Each DVD is competitively-priced at just £17.50, including post and packaging.
You can also buy all 5 DVDs at the Special Price of £75.00, including post and packaging.
Series Titles and films
Issues in Psychology [26 minutes: Ethics / Socially Sensitive Research / Usefulness of Research /Ethnocentrism]
Debates in Psychology [25 minutes: Nature-Nurture / Psychology and Science / Situational Psychology / Free Will and Determinism]
Non-Experimental Research Methods [21 minutes: Naturalistic Observation / Cases Studies / Self-Report Methods / Correlations]
Experimental Research Methods [23 minutes: Laboratory / Field / Natural Experiments / Experimental Design]
Core Concepts in Research [24 minutes: Reliability and Validity / Sampling / Reductionism / Variables]
All DVDs are available to order online.
This list of common exam errors (and how to avoid them) was put together for a recent CIE Sociology textbook I wrote – although most of them were actually “lost in the edit”. Be that as it may, the majority of these common exam errors are applicable to both sociology and psychology students.
Exams can be difficult social situations to negotiate precisely because they’re unusual; it’s not every day we willingly place ourselves under 1 1/2 – 3 hours of quite extreme, highly concentrated, levels of pressure and stress. The combination of strangeness and stress can mean you make avoidable errors that stop you gaining the overall mark your level of knowledge and understanding deserves. An awareness, therefore, of some common exam errors and what you can do to avoid them is always useful:

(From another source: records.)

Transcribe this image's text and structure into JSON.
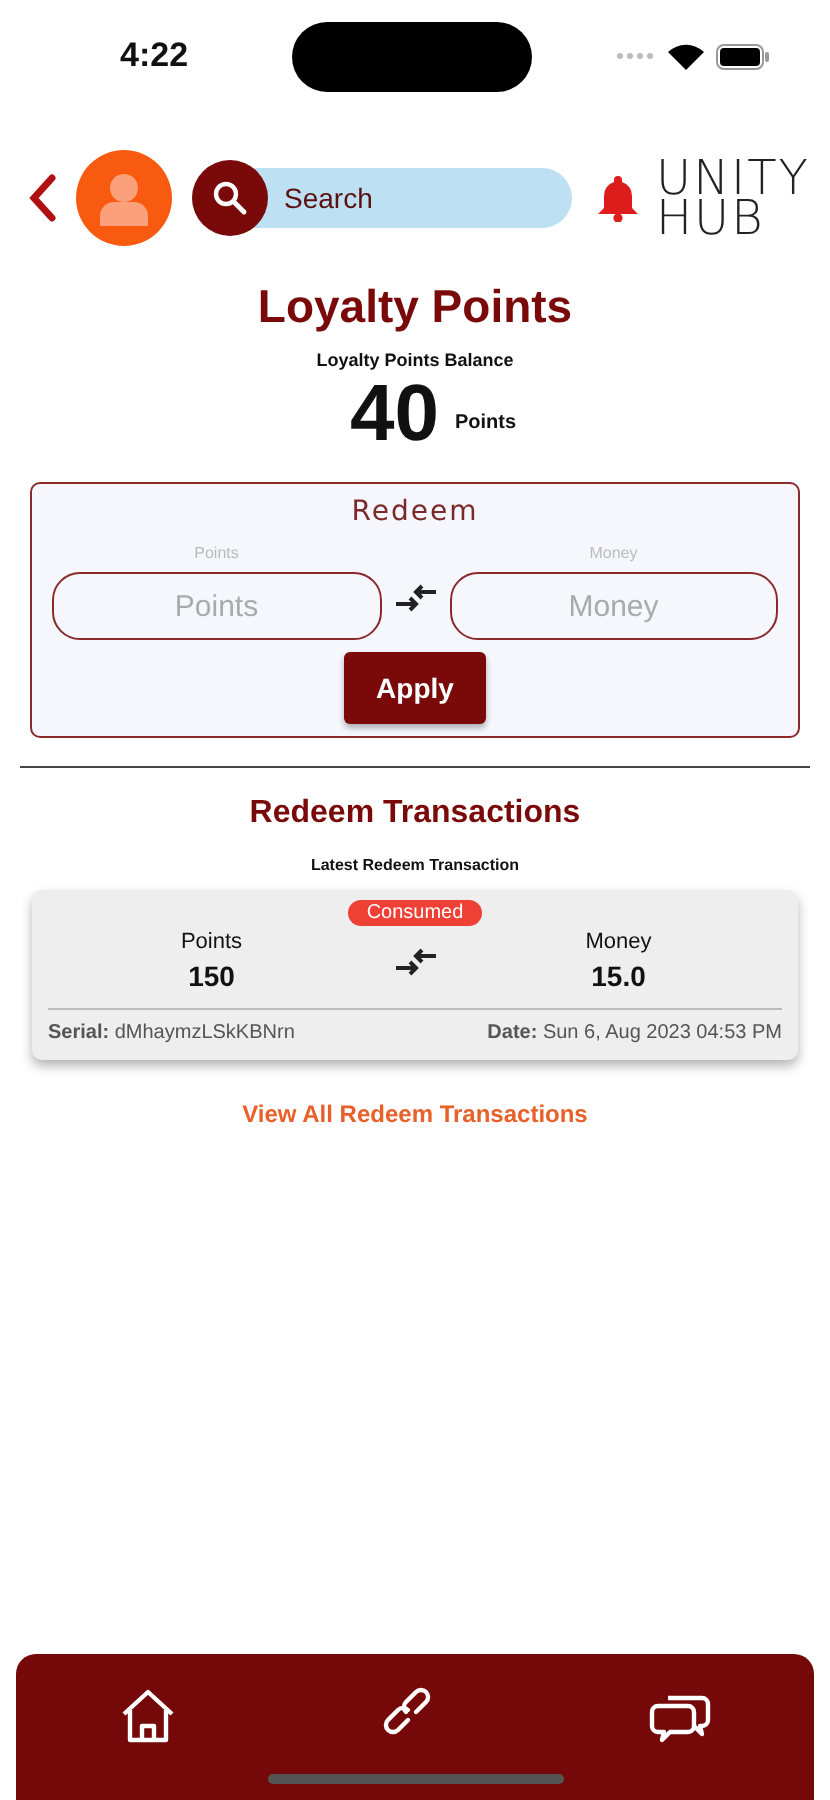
{
  "status_bar": {
    "time": "4:22"
  },
  "header": {
    "search": {
      "placeholder": "Search"
    },
    "logo": [
      "UNITY",
      "HUB"
    ]
  },
  "title": "Loyalty Points",
  "balance": {
    "label": "Loyalty Points Balance",
    "value": "40",
    "unit": "Points"
  },
  "redeem": {
    "title": "Redeem",
    "fields": [
      {
        "label": "Points",
        "placeholder": "Points"
      },
      {
        "label": "Money",
        "placeholder": "Money"
      }
    ],
    "button": "Apply"
  },
  "transactions": {
    "title": "Redeem Transactions",
    "subtitle": "Latest Redeem Transaction",
    "latest": {
      "status": "Consumed",
      "left_label": "Points",
      "left_value": "150",
      "right_label": "Money",
      "right_value": "15.0",
      "serial": "**Serial:** dMhaymzLSkKBNrn",
      "date": "**Date:** Sun 6, Aug 2023 04:53 PM"
    },
    "view_all": "View All Redeem Transactions"
  },
  "bottom_nav": [
    {
      "kind": "home"
    },
    {
      "kind": "link"
    },
    {
      "kind": "chat"
    }
  ]
}
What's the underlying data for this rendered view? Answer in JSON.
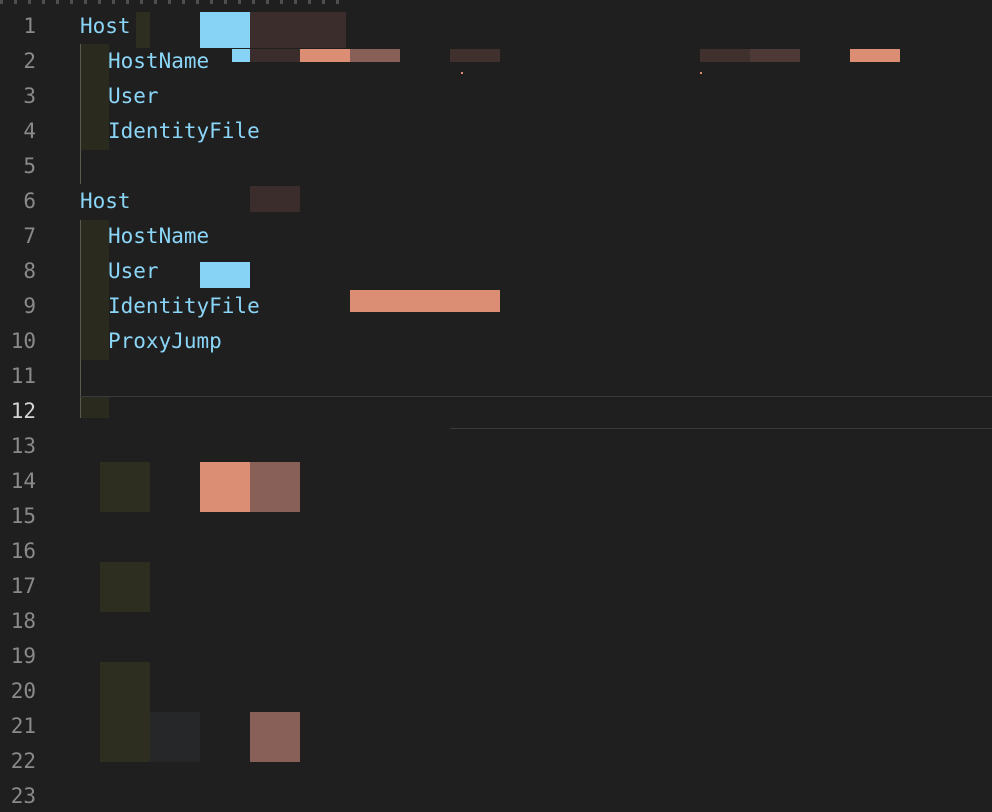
{
  "editor": {
    "lines": [
      {
        "n": "1",
        "text": "Host"
      },
      {
        "n": "2",
        "text": "HostName"
      },
      {
        "n": "3",
        "text": "User"
      },
      {
        "n": "4",
        "text": "IdentityFile"
      },
      {
        "n": "5",
        "text": ""
      },
      {
        "n": "6",
        "text": "Host"
      },
      {
        "n": "7",
        "text": "HostName"
      },
      {
        "n": "8",
        "text": "User"
      },
      {
        "n": "9",
        "text": "IdentityFile"
      },
      {
        "n": "10",
        "text": "ProxyJump"
      },
      {
        "n": "11",
        "text": ""
      },
      {
        "n": "12",
        "text": ""
      },
      {
        "n": "13",
        "text": ""
      },
      {
        "n": "14",
        "text": ""
      },
      {
        "n": "15",
        "text": ""
      },
      {
        "n": "16",
        "text": ""
      },
      {
        "n": "17",
        "text": ""
      },
      {
        "n": "18",
        "text": ""
      },
      {
        "n": "19",
        "text": ""
      },
      {
        "n": "20",
        "text": ""
      },
      {
        "n": "21",
        "text": ""
      },
      {
        "n": "22",
        "text": ""
      },
      {
        "n": "23",
        "text": ""
      }
    ],
    "active_line": "12",
    "colors": {
      "keyword": "#8bd5f7",
      "line_number": "#8a8a8a",
      "background": "#1f1f1f"
    }
  }
}
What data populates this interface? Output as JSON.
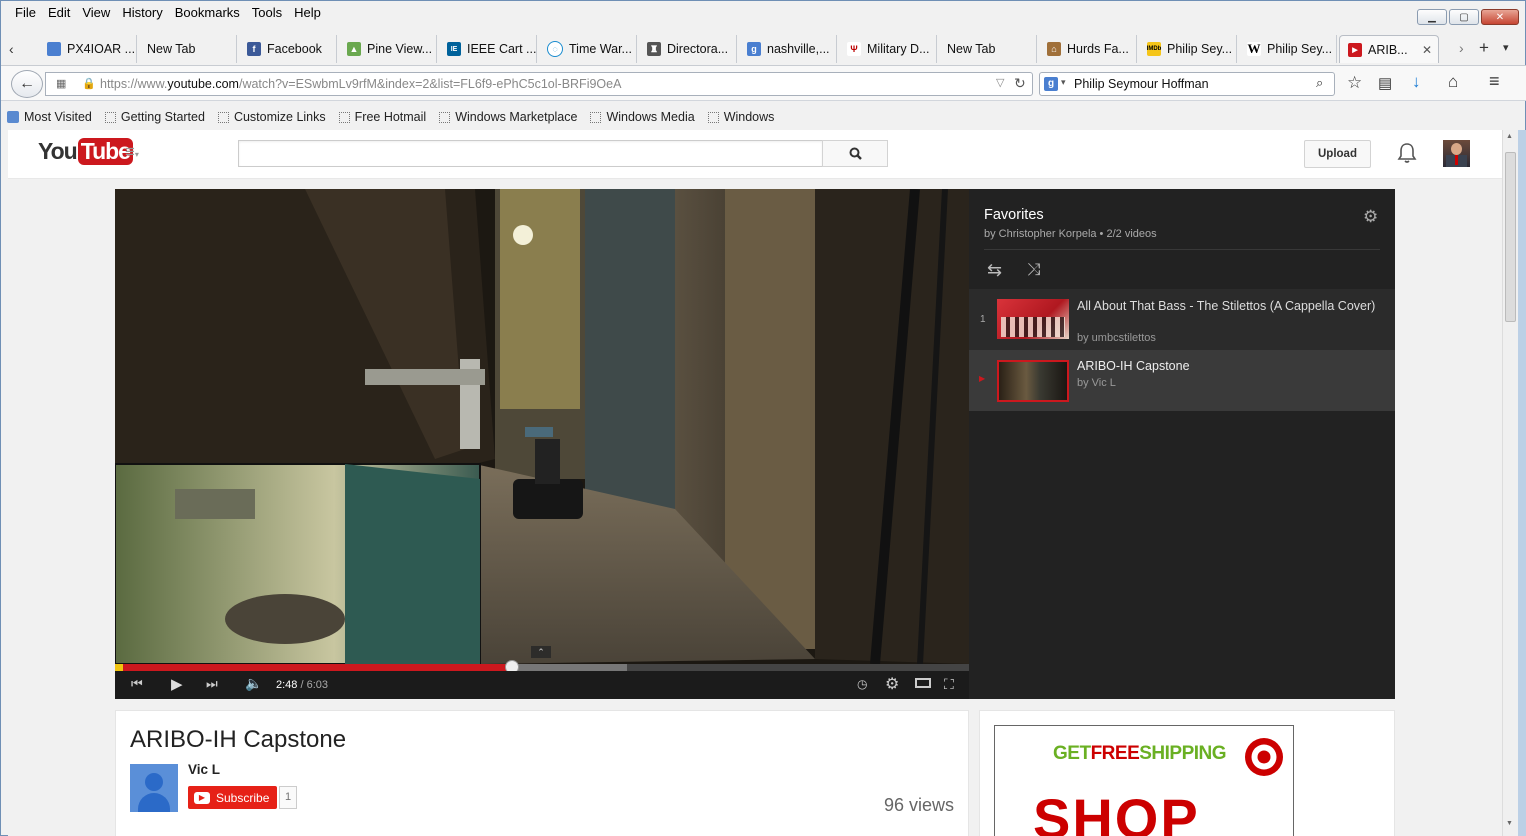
{
  "menu": [
    "File",
    "Edit",
    "View",
    "History",
    "Bookmarks",
    "Tools",
    "Help"
  ],
  "tabs": [
    {
      "label": "PX4IOAR ...",
      "icon": "doc-icon"
    },
    {
      "label": "New Tab",
      "icon": ""
    },
    {
      "label": "Facebook",
      "icon": "facebook-icon"
    },
    {
      "label": "Pine View...",
      "icon": "tree-icon"
    },
    {
      "label": "IEEE Cart ...",
      "icon": "ieee-icon"
    },
    {
      "label": "Time War...",
      "icon": "twc-icon"
    },
    {
      "label": "Directora...",
      "icon": "crest-icon"
    },
    {
      "label": "nashville,...",
      "icon": "google-icon"
    },
    {
      "label": "Military D...",
      "icon": "military-icon"
    },
    {
      "label": "New Tab",
      "icon": ""
    },
    {
      "label": "Hurds Fa...",
      "icon": "farm-icon"
    },
    {
      "label": "Philip Sey...",
      "icon": "imdb-icon"
    },
    {
      "label": "Philip Sey...",
      "icon": "wikipedia-icon"
    },
    {
      "label": "ARIB...",
      "icon": "youtube-icon"
    }
  ],
  "nav": {
    "url_prefix": "https://www.",
    "url_domain": "youtube.com",
    "url_rest": "/watch?v=ESwbmLv9rfM&index=2&list=FL6f9-ePhC5c1ol-BRFi9OeA",
    "search_value": "Philip Seymour Hoffman"
  },
  "bookmarks": [
    "Most Visited",
    "Getting Started",
    "Customize Links",
    "Free Hotmail",
    "Windows Marketplace",
    "Windows Media",
    "Windows"
  ],
  "yt": {
    "logo_you": "You",
    "logo_tube": "Tube",
    "search_placeholder": "",
    "upload_label": "Upload"
  },
  "player": {
    "time_current": "2:48",
    "time_total": "/ 6:03",
    "progress_fraction": 0.465,
    "buffered_fraction": 0.6
  },
  "playlist": {
    "title": "Favorites",
    "meta": "by Christopher Korpela • 2/2 videos",
    "items": [
      {
        "index": "1",
        "title": "All About That Bass - The Stilettos (A Cappella Cover)",
        "by": "by umbcstilettos"
      },
      {
        "index": "▶",
        "title": "ARIBO-IH Capstone",
        "by": "by Vic L"
      }
    ]
  },
  "video_info": {
    "title": "ARIBO-IH Capstone",
    "channel": "Vic L",
    "subscribe_label": "Subscribe",
    "subscriber_count": "1",
    "views": "96 views"
  },
  "ad": {
    "get": "GET",
    "free": "FREE",
    "shipping": "SHIPPING",
    "shop": "SHOP"
  },
  "colors": {
    "yt_red": "#cc181e",
    "target_red": "#cc0000",
    "ad_green": "#6ab023"
  }
}
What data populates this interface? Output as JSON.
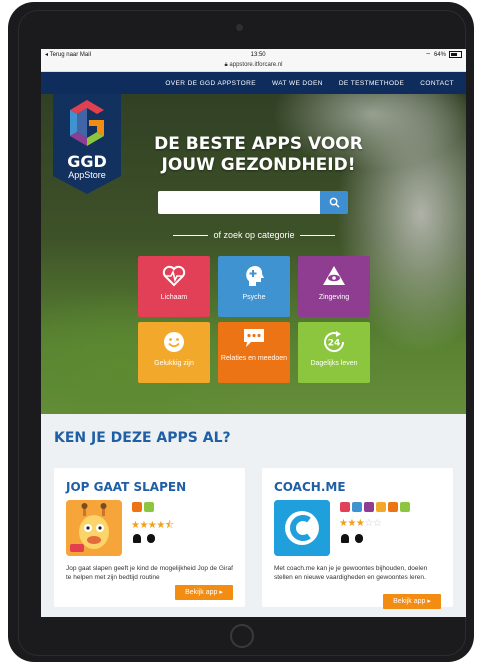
{
  "status": {
    "back_label": "◂ Terug naar Mail",
    "time": "13:50",
    "battery": "64%"
  },
  "url": "appstore.itforcare.nl",
  "nav": {
    "items": [
      "OVER DE GGD APPSTORE",
      "WAT WE DOEN",
      "DE TESTMETHODE",
      "CONTACT"
    ]
  },
  "logo": {
    "line1": "GGD",
    "line2": "AppStore"
  },
  "hero": {
    "headline_1": "DE BESTE APPS VOOR",
    "headline_2": "JOUW GEZONDHEID!",
    "search_placeholder": "",
    "category_text": "of zoek op categorie"
  },
  "categories": [
    {
      "label": "Lichaam",
      "color": "#e24056",
      "icon": "heart-pulse-icon"
    },
    {
      "label": "Psyche",
      "color": "#3f93d1",
      "icon": "head-plus-icon"
    },
    {
      "label": "Zingeving",
      "color": "#8e3d91",
      "icon": "eye-triangle-icon"
    },
    {
      "label": "Gelukkig zijn",
      "color": "#f2a92b",
      "icon": "smiley-icon"
    },
    {
      "label": "Relaties en meedoen",
      "color": "#ed7414",
      "icon": "chat-dots-icon"
    },
    {
      "label": "Dagelijks leven",
      "color": "#8cc63e",
      "icon": "clock-24-icon"
    }
  ],
  "apps_section": {
    "title": "KEN JE DEZE APPS AL?",
    "cards": [
      {
        "name": "JOP GAAT SLAPEN",
        "rating": 4.5,
        "description": "Jop gaat slapen geeft je kind de mogelijkheid Jop de Giraf te helpen met zijn bedtijd routine",
        "button": "Bekijk app",
        "badge_colors": [
          "#ed7414",
          "#8cc63e"
        ]
      },
      {
        "name": "COACH.ME",
        "rating": 3,
        "description": "Met coach.me kan je je gewoontes bijhouden, doelen stellen en nieuwe vaardigheden en gewoontes leren.",
        "button": "Bekijk app",
        "badge_colors": [
          "#e24056",
          "#3f93d1",
          "#8e3d91",
          "#f2a92b",
          "#ed7414",
          "#8cc63e"
        ]
      }
    ]
  }
}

Error: Not answering the question: This problem is not so much that a student lacks the knowledge to answer a question correctly but more a problem of focus; the student writes a great deal of information but they lose sight of what the question is asking.
Avoid by: continually and explicitly referring to the question throughout your answer. (more…)